Major U.S. cryptocurrency exchange Coinbase has launched the USD Coin stablecoin (USDC), making it the first stablecoin for trade on the platform, Cointelegraph learned at the Money 20/20 conference Oct. 23. The underlying technology behind USDC was developed collaboratively between Coinbase and blockchain-powered payments technology company Circle.
Coinbase customers in supported jurisdictions can now purchase, sell, send, and receive USDC at coinbase.com and the exchange’s iOS and Android apps. Coinbase notes in the statement that its U.S.-based customers outside the state of New York are able to buy and sell, while customers around the world can send and receive the coin.
Coinbase states that USDC will be coming to Coinbase Pro in the coming weeks and is already supported on Coinbase Wallet, with more jurisdictions to become available in the future. The coin is purportedly 100 percent collateralized with U.S. dollars, which are held in accounts that are subject to public reporting of reserves. At the Money 20/20 conference in Las Vegas, Coinbase President and COO Asiff Hirji said:
“We are issuing stablecoins backed 1:1 with the U.S. dollar, completely audited, completely transparent. We think this is a key step toward unlocking innovation in crypto.”
A stablecoin is a digital currency tied to another stable currency like the U.S. dollar, and is designed to minimize price volatility. The value of a stablecoin is based on the value of the backing fiat currency, which is held by a third party regulated financial entity.
Earlier this month, another stablecoin Tether (USDT) found itself at the source of controversy after volatility caused it to lose its long-time peg to the U.S. dollar. At the time, USDT traded around $0.975, at one point dropping as low as $0.91. The problems arose amid rumors that crypto exchange Bitfinex, the CEO of which is also CEO of Tether, was facing insolvency.
Following the news, cryptocurrency investor and entrepreneur Michael Novogratz said that USDT should create more “transparency” about its operations.

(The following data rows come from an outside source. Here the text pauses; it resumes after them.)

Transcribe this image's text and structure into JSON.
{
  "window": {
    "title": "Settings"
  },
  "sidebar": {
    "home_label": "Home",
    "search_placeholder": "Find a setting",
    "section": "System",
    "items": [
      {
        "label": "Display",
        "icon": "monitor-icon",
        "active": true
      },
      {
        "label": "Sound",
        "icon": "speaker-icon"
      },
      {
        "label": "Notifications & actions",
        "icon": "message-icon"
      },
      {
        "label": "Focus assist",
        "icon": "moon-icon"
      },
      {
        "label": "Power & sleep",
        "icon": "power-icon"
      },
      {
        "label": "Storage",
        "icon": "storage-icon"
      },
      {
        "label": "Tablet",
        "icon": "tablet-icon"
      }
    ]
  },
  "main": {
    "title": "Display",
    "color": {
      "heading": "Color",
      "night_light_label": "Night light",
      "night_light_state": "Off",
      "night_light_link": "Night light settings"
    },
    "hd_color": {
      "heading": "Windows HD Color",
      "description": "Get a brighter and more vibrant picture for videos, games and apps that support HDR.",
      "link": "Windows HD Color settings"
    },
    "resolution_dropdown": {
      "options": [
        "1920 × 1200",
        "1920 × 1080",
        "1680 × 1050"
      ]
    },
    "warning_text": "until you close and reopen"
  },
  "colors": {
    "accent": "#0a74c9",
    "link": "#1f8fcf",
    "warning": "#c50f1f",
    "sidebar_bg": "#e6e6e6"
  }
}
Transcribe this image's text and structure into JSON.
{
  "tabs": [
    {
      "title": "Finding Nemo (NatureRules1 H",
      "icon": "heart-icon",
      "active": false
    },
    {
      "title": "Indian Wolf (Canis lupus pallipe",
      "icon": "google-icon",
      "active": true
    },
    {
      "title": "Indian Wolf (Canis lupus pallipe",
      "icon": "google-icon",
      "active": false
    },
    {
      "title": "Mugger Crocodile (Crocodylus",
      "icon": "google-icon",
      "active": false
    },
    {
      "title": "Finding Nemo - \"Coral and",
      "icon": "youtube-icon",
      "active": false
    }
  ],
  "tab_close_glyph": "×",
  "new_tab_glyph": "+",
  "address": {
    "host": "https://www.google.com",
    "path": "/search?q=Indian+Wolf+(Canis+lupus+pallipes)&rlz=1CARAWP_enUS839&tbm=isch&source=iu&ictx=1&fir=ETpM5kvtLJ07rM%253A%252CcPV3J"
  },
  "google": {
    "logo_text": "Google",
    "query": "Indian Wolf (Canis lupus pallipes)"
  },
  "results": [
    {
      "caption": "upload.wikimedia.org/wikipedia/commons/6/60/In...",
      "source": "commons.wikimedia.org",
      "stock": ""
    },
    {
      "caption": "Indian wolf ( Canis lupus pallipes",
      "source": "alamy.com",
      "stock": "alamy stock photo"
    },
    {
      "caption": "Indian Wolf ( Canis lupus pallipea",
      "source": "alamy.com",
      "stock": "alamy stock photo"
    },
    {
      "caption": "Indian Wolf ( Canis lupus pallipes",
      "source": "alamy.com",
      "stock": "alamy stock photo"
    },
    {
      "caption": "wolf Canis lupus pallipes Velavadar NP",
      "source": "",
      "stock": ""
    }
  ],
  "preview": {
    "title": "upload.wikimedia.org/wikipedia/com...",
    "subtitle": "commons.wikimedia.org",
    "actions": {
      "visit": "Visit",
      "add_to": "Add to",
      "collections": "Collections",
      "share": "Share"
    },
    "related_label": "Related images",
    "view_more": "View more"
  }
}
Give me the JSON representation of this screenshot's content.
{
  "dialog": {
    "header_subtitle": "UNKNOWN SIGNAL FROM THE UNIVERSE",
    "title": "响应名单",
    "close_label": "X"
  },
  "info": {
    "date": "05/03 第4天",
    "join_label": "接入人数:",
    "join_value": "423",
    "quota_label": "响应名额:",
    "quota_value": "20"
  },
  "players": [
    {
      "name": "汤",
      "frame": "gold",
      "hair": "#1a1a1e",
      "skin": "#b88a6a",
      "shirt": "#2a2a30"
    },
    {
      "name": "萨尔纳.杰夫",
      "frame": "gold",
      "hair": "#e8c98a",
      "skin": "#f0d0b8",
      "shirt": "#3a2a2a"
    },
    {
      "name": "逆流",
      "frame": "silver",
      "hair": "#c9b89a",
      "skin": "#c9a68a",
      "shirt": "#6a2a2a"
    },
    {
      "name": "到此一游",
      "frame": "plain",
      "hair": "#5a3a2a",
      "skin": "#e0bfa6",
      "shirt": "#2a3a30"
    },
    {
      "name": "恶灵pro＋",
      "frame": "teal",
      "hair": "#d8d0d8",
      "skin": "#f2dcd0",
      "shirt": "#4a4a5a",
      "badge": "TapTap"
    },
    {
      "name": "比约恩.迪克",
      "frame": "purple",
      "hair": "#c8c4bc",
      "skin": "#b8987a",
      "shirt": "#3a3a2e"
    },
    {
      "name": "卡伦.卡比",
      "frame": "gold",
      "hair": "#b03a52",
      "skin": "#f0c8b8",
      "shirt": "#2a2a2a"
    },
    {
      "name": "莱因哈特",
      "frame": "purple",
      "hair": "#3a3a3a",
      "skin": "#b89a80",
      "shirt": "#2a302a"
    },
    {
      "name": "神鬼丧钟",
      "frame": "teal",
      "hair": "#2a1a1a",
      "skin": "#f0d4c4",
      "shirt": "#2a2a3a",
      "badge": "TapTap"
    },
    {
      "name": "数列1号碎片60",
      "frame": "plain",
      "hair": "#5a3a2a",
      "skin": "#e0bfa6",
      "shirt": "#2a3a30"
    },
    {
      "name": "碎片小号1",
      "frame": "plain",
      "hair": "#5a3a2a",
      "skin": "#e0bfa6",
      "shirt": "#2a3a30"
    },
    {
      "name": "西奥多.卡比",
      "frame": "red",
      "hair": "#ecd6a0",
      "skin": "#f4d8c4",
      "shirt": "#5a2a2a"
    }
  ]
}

Novogratz said that he thinks “Tether didn’t do a great job in terms of creating transparency,” while also noting that “the concept of stablecoins makes sense.”